Stacey Blease, veterinary surgeon and writer shares her methods and tips for practising self-care.
What does self-care mean to you?
I perceive self-care to be doing things that help you to relax, feel more positive and energised.
How do you practice self-care?
For me, lots of things can contribute to self-care for example: exercise, eating well, ensuring I have a good night’s sleep, laughing is important so spending time with or speaking to family and friends helps! I think it’s important to be curious and learn new things. I have completed some courses using Future Learn on human medicine and psychology. I’m lucky to have a dog and walking her helps me to relax. I sometimes sit in the garden and listen to the birds and if it’s raining, I like to watch heavy rainfall. Taking time to observe nature can also help me to relax. Participating in voluntary work also helps me to feel more positive about myself.
What are your tell-tale signs that you need to take care of yourself?
I think my first tell-tale sign is no longer enjoying music. If I stop singing in the car or dancing around the kitchen, it’s usually a sign of being anxious and distracted from the things I usually enjoy.
What do you do when you need a pick me up?
When I need a pick me up, I usually turn to exercise but I make sure that if I go for a run or bike ride, I don’t time myself, record the distance, speed or any other metrics! I speak to friends and family. Spend time with my dog either walking or snuggled together on the sofa. If after a couple of days, I feel like I haven’t been able to pick myself up, at the end of each day I write down three positive things about the day. It helps me to focus on the positives when I’m feeling overwhelmed with negative thoughts and feelings. I also plan fun things for the next couple of months and make a conscious effort to have events coming up to look forward to like meeting up with friends for lunch/dinner, walking in the countryside, signing up to a sporting event, a short break/holiday or a fun activity like an escape room, water activity or horse riding.
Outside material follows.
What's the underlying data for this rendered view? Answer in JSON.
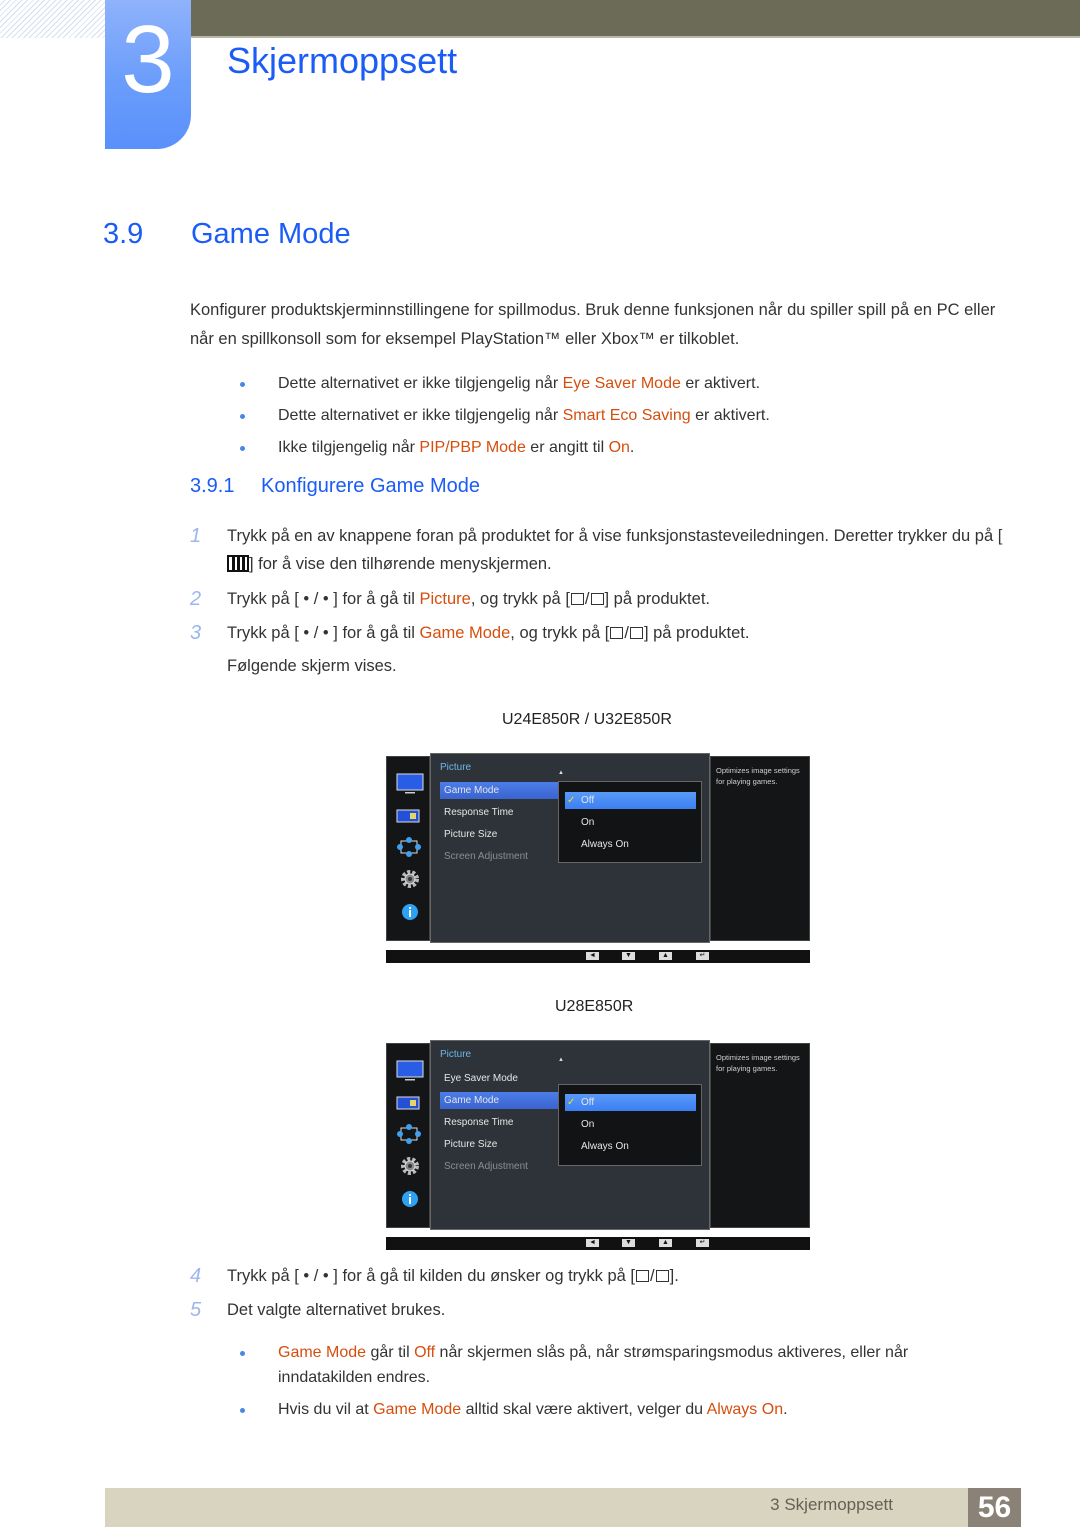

What are your wellbeing words of wisdom?
Don’t be afraid to talk about how you are really feeling. It can be hard to open up but I have found that talking about my thoughts and feelings has been really helpful to me but also my friends and family because conversations about mental health have become much easier to initiate. Avoid making life decisions whilst you are sleep deprived. Be kind!
What’s your favourite inspirational quote?
Be yourself, everyone else is taken.
"I’ve learned that people will forget what you said, people will forget what you did, but people will never forget how you made them feel." —Maya Angelou
After graduating from the University of Liverpool Vet School with an intercalated master’s degree from the Royal (Dick) School of Veterinary Studies, I worked in practice. In 2011, I decided to undertake a PhD at Harper Adams University focusing on dairy herd health planning and management. During my PhD, I became passionate about knowledge transfer through lecturing to undergraduate students and providing workshops for dairy farmers. After completing my PhD, I worked at The Webinar Vet. Currently, I spend time in a very supportive practice and I am also a trustee for the Animal Welfare Foundation, a charity which funds animal welfare projects, provides educational materials and stimulates debates on animal welfare concerns. In 2018, I started a blog website called Vet Thinking Aloud.